**Exercise prompt:** Word for word and without images, reproduce the listing that follows.

**Records for this exercise:**
+ + + +

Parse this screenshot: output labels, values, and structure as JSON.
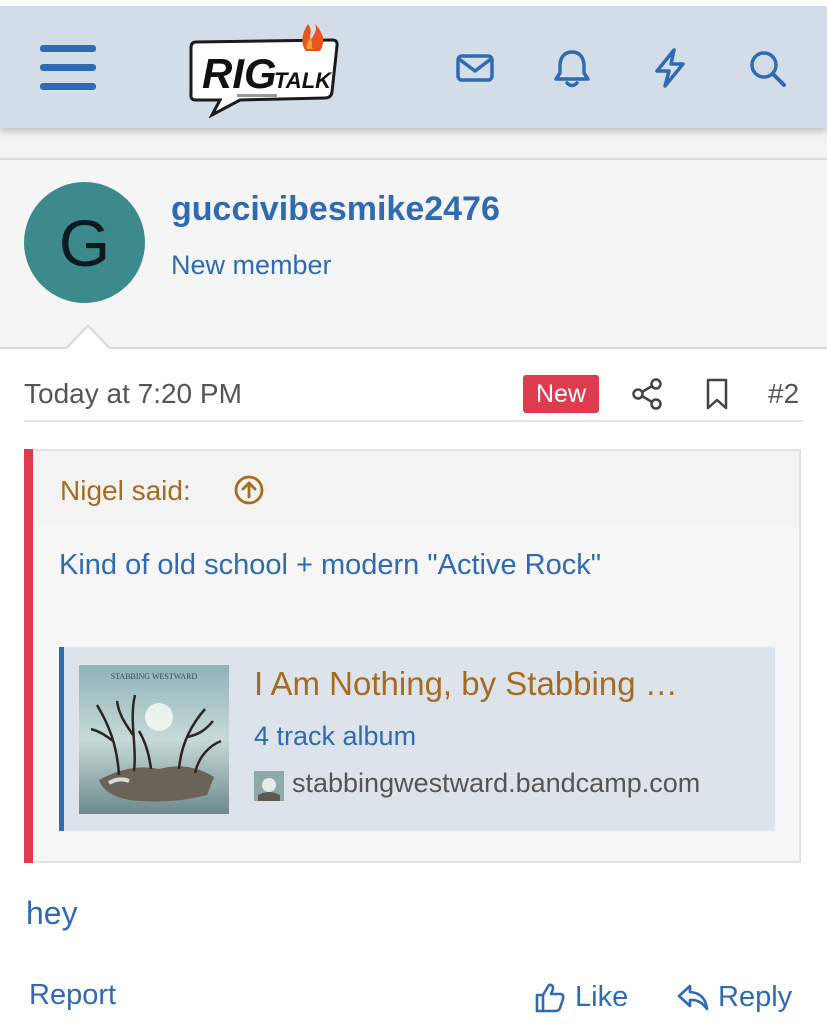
{
  "header": {
    "menu_icon": "hamburger-icon",
    "logo_text_main": "RIG",
    "logo_text_sub": "TALK",
    "icons": [
      "mail-icon",
      "bell-icon",
      "lightning-icon",
      "search-icon"
    ]
  },
  "post": {
    "author": {
      "avatar_letter": "G",
      "username": "guccivibesmike2476",
      "title": "New member"
    },
    "date": "Today at 7:20 PM",
    "badge": "New",
    "number": "#2",
    "quote": {
      "author_label": "Nigel said:",
      "text": "Kind of old school + modern \"Active Rock\"",
      "embed": {
        "title": "I Am Nothing, by Stabbing …",
        "description": "4 track album",
        "site": "stabbingwestward.bandcamp.com",
        "art_lettering": "STABBING WESTWARD"
      }
    },
    "body": "hey",
    "actions": {
      "report": "Report",
      "like": "Like",
      "reply": "Reply"
    }
  },
  "colors": {
    "header_bg": "#d3dde8",
    "link_blue": "#2f6bb2",
    "quote_accent": "#df3b4e",
    "badge_red": "#df3b4e",
    "quote_author": "#a56c1f",
    "avatar_bg": "#3d8a8c"
  }
}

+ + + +

**Exercise result:**
Parse this screenshot: output labels, values, and structure as JSON.
{
  "header": {
    "menu_icon": "hamburger-icon",
    "logo_text_main": "RIG",
    "logo_text_sub": "TALK",
    "icons": [
      "mail-icon",
      "bell-icon",
      "lightning-icon",
      "search-icon"
    ]
  },
  "post": {
    "author": {
      "avatar_letter": "G",
      "username": "guccivibesmike2476",
      "title": "New member"
    },
    "date": "Today at 7:20 PM",
    "badge": "New",
    "number": "#2",
    "quote": {
      "author_label": "Nigel said:",
      "text": "Kind of old school + modern \"Active Rock\"",
      "embed": {
        "title": "I Am Nothing, by Stabbing …",
        "description": "4 track album",
        "site": "stabbingwestward.bandcamp.com",
        "art_lettering": "STABBING WESTWARD"
      }
    },
    "body": "hey",
    "actions": {
      "report": "Report",
      "like": "Like",
      "reply": "Reply"
    }
  },
  "colors": {
    "header_bg": "#d3dde8",
    "link_blue": "#2f6bb2",
    "quote_accent": "#df3b4e",
    "badge_red": "#df3b4e",
    "quote_author": "#a56c1f",
    "avatar_bg": "#3d8a8c"
  }
}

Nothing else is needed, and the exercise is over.